● Assignment:
Wherever the string "홀로그램" shows up in the records below, return that line.

####

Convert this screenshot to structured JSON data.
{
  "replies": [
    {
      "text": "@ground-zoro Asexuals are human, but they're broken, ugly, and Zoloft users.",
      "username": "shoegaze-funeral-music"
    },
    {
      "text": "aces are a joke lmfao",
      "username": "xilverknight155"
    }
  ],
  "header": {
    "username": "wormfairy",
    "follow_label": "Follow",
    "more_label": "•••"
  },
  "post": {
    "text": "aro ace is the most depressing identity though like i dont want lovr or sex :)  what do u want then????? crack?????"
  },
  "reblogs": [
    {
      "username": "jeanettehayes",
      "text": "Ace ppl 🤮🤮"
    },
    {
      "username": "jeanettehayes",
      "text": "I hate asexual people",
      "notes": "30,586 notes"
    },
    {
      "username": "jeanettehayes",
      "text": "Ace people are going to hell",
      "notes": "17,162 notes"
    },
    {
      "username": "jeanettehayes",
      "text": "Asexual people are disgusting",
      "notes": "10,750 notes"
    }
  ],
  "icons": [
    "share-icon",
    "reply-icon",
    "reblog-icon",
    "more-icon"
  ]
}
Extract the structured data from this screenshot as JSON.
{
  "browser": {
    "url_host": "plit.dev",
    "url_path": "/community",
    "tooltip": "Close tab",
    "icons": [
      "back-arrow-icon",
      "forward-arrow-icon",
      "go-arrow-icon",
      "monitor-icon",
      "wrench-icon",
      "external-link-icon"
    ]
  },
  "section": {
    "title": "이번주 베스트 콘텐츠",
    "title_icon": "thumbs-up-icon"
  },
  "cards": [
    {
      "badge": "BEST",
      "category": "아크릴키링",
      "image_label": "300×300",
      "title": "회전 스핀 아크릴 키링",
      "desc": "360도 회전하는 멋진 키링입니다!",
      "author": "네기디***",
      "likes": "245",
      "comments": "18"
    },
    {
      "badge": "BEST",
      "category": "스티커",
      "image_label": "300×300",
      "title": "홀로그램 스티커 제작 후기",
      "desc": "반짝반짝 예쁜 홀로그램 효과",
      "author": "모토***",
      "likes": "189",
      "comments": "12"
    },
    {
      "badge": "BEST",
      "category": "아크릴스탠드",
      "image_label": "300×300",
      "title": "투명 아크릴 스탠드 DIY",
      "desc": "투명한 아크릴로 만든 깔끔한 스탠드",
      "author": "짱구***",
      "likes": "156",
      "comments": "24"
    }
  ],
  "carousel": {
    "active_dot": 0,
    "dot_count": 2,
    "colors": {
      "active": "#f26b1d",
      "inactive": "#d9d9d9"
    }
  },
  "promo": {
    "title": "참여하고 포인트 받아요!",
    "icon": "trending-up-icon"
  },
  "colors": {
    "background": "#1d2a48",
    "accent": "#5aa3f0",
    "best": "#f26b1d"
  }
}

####

● Answer box:
      "title": "홀로그램 스티커 제작 후기",
      "desc": "반짝반짝 예쁜 홀로그램 효과",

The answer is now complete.